However, that plan was frustrated because the course we like was hosting a tournament, so no tee times were available, which led us to Plan B, the driving range.  Mark and Kayla reached the range first, so I had the opportunity to take a picture or two  before I had to start practicing myself.


Both Mark and Kayla get ready to practice


Mark right after one of his best shots of the afternoon

Kayla giving it her best effort!


Finally, it was my turn.  I reached the driving range, placed a ball in front of me, studied it carefully, placed my club up against the ball to be sure everything was in place, pulled back once, swung my club down slowly to double-check I would hit the ball where I wanted to, and then, everything on go, I pulled the club back one more  time and gave a mighty swing – at which time all the delusions in my head popped away.  The ball still sat exactly where I had placed it.  

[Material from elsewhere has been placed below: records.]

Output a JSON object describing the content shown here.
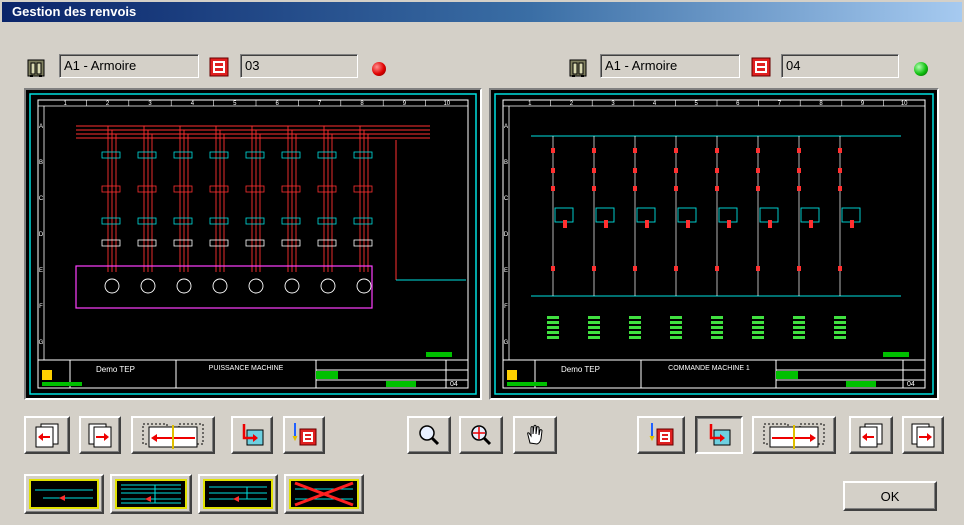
{
  "window": {
    "title": "Gestion des renvois"
  },
  "left": {
    "cabinet": "A1 - Armoire",
    "folio": "03",
    "status_color": "#e00000"
  },
  "right": {
    "cabinet": "A1 - Armoire",
    "folio": "04",
    "status_color": "#00c000"
  },
  "previews": {
    "left": {
      "title_block": {
        "client": "Demo TEP",
        "title": "PUISSANCE MACHINE",
        "page": "04"
      },
      "columns": [
        "1",
        "2",
        "3",
        "4",
        "5",
        "6",
        "7",
        "8",
        "9",
        "10"
      ],
      "rows": [
        "A",
        "B",
        "C",
        "D",
        "E",
        "F",
        "G"
      ]
    },
    "right": {
      "title_block": {
        "client": "Demo TEP",
        "title": "COMMANDE MACHINE 1",
        "page": "04"
      },
      "columns": [
        "1",
        "2",
        "3",
        "4",
        "5",
        "6",
        "7",
        "8",
        "9",
        "10"
      ],
      "rows": [
        "A",
        "B",
        "C",
        "D",
        "E",
        "F",
        "G"
      ]
    }
  },
  "toolbar": {
    "left_buttons": [
      "previous-folio",
      "next-folio",
      "compare-folios",
      "link-reference",
      "cross-reference"
    ],
    "center_buttons": [
      "zoom",
      "zoom-target",
      "pan-hand"
    ],
    "right_buttons": [
      "cross-reference",
      "link-reference",
      "compare-folios",
      "previous-folio",
      "next-folio"
    ],
    "bottom_buttons": [
      "single-link",
      "multi-link",
      "link-ends",
      "delete-links"
    ]
  },
  "ok_label": "OK",
  "colors": {
    "title_bar": "#0a246a",
    "drawing_bg": "#000000",
    "drawing_frame": "#00ffff",
    "wire_red": "#ff2020",
    "wire_cyan": "#00e0e0"
  }
}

The “missing of the ball” is the first event in my golf season every year.  Since we were at the driving range, I then began the process of trying to hack, ….er, hit the ball in progressively better ways to try to improve my golf game. 

There are unique rules to driving range play.  The first is that you will never hit a really good shot when someone is looking.  Resign yourself to it.  I do hit maybe three or four decent shots out of the 20 to 40 golf balls available to me each session, but they are always when Mark and Kayla are looking the other way.  The second rule is one of proportions – the amount of time I will get to spend hacking…er, hitting… the ball decreases geometrically to the number of balls Kayla wants to hit.  She needs encouragement and unlike adults doesn’t understand when Mom and Dad don’t see the good shots that she hits.  The third rule at the driving range is that just at the moment you decide that this is a really stupid game, you will never get good at it and you might as well quit, you hit a truly beautiful shot that stupefies your senses back into the delusion that you will be playing better sometime soon.   

While I was hitting, I unfortunately left the camera in a place where it could be accessed by all; hence Mark ( or Kayla) caught this picture of me meditating with the ball:

Pulling the ball into position

About an hour later, we finally had hit all of the balls in the bag of range balls we had purchased, (it takes a while when two of the players need two or three shots just to hit one ball) so it was time to head home.  As we drove home, I could already feel the memory of the bad shots (or non-shots) I had slipping away from me like water and the memory of the good shots expanding.  In another couple of weeks, the delusion will have set in again, and we’ll go back for more!

From Print Shop 2.0 Professional

Have a great day everyone!